Finally, if we are to arrest political decay, we may also have to consider an alternative approach to economic development including the substance of development. Grand development dreams of high growth, massive infrastructure and the glamorous mega city are enticing and will call for liberalisation to invite global finance capital. However, these are times when the simplicity of local and rural infrastructure, decent jobs, meaningful free education and healthcare, are the needs of the people. Indeed, it is such “small” development that may serve the needs of the “small” people who came forward to overthrow a regime claiming to have delivered mega development.

It is the democratic move of such people that has created the momentum to arrest the political decay that is the legacy of the Rajapaksa regime and continues to plague the country.

Democracy is about participation, and we cannot allow the “experts” of development, who for entrenched ideological and institutional reasons call for liberalisation, to rule the roost. There are also other reasons to oppose liberalisation including the mounting economic inequalities, dispossession and social exclusion, which lead to an undemocratic, unjust and unequal society.
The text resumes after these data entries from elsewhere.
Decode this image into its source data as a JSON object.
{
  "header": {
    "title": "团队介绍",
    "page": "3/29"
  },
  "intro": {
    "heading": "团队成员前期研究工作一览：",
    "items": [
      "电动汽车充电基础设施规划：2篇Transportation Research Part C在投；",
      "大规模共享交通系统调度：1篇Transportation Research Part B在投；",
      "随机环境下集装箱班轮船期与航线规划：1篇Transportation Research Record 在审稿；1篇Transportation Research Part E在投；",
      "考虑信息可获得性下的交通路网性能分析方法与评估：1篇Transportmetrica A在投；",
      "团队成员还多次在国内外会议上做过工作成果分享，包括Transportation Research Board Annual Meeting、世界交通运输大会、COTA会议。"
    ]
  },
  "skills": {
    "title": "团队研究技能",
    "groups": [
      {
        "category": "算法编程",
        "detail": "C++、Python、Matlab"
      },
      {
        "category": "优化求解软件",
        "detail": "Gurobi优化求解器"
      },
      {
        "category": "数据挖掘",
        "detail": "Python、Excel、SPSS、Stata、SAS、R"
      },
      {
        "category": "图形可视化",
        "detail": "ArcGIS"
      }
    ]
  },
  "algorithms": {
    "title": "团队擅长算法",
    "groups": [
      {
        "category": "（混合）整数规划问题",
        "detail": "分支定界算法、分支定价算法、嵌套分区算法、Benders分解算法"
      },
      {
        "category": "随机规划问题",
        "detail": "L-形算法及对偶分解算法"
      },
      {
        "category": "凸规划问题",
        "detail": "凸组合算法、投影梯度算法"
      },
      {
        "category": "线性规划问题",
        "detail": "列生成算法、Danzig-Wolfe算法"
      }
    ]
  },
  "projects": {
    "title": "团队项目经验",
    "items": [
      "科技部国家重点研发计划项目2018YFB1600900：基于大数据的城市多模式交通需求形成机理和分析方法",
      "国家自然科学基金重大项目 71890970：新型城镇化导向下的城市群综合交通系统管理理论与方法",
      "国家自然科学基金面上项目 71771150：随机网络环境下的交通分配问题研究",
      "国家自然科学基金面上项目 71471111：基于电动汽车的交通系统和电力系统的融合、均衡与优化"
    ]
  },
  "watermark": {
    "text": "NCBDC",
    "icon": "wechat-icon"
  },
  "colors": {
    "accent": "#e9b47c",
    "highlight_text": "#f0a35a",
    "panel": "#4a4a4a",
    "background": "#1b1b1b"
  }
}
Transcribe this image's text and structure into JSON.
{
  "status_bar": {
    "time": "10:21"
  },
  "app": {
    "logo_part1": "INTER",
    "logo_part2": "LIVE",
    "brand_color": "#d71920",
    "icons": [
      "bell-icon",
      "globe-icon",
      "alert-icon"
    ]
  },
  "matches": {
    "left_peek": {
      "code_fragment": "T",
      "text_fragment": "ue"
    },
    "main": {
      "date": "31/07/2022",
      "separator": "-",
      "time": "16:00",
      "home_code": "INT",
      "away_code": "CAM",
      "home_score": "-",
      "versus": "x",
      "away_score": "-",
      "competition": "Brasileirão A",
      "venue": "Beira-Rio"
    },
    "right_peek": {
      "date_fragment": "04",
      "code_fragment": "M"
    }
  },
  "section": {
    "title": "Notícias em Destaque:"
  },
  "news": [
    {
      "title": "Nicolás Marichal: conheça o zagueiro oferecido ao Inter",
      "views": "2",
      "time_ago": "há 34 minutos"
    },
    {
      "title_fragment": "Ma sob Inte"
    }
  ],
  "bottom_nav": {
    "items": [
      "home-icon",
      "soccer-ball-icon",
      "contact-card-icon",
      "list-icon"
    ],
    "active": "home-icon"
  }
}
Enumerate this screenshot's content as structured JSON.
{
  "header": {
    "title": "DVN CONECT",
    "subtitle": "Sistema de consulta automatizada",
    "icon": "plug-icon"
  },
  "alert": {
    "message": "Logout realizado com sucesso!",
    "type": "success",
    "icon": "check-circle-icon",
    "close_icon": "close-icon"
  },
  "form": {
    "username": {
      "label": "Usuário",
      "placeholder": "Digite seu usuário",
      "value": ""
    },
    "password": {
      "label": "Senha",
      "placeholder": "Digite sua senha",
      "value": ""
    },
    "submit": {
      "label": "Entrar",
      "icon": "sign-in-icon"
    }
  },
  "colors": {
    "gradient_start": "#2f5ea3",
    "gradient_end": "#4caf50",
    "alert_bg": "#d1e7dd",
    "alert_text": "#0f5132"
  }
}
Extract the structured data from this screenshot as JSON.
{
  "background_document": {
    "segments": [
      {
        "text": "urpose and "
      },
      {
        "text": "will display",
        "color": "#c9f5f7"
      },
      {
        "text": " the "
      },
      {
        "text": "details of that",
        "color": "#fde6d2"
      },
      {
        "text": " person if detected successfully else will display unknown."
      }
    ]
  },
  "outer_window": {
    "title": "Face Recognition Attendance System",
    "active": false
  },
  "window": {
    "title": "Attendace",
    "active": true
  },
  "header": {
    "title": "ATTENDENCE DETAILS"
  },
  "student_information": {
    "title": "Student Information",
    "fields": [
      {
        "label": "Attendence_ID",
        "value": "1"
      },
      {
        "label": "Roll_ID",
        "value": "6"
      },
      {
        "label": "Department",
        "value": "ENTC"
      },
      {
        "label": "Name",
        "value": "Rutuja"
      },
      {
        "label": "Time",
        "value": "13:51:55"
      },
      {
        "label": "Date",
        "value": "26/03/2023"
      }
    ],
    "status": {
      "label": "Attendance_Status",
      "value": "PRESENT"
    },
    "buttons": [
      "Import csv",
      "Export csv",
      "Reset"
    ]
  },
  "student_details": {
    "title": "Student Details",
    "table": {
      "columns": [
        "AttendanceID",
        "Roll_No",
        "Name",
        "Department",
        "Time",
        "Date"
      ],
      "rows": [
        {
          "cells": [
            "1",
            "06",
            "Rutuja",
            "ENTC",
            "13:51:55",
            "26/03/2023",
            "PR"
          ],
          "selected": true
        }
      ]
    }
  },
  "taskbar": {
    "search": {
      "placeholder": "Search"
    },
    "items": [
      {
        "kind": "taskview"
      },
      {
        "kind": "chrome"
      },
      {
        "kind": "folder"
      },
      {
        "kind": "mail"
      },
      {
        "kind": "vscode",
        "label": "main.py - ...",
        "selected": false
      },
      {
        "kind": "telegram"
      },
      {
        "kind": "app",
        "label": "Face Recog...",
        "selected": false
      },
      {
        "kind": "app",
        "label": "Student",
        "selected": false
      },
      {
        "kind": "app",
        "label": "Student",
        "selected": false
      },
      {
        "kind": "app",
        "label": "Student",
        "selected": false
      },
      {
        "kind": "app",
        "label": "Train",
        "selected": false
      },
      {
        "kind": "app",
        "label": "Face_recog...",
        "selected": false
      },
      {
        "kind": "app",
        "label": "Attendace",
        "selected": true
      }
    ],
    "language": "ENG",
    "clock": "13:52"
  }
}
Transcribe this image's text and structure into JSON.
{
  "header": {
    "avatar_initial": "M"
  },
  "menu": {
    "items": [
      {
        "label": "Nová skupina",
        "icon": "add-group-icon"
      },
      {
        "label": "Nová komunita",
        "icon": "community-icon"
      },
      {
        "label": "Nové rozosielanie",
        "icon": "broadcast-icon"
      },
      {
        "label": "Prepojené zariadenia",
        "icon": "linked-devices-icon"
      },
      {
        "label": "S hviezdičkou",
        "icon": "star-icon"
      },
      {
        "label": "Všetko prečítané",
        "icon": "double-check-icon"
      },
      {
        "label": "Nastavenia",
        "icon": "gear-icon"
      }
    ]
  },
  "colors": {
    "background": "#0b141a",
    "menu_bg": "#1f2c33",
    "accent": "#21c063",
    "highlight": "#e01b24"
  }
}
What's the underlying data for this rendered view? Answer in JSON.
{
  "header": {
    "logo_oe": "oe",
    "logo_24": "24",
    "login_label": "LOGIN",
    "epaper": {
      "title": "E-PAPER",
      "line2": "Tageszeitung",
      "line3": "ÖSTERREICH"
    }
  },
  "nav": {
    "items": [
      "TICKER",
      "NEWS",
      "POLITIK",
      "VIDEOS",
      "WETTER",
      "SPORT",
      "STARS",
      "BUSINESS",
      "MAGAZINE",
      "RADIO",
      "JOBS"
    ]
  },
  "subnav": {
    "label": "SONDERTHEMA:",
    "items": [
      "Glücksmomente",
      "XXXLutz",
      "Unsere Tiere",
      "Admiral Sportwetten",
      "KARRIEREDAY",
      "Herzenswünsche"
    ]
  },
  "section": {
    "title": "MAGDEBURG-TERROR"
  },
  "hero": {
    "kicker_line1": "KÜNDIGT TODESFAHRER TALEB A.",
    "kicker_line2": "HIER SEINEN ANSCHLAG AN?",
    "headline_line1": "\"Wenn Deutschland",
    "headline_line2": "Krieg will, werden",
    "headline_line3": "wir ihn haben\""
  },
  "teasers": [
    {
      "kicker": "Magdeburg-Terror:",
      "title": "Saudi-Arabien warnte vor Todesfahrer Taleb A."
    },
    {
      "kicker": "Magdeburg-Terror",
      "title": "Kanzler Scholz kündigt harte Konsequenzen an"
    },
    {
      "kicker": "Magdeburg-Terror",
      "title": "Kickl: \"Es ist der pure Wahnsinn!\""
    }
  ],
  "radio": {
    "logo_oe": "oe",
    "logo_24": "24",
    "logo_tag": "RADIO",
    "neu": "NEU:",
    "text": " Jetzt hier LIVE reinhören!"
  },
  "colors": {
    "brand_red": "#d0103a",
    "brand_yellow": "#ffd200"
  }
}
The courage shown by people to defeat an authoritarian regime is now needed in the form of the people’s participation to build an economy worthy of their democratic aspirations.

This commentary also appeared in The Sunday Times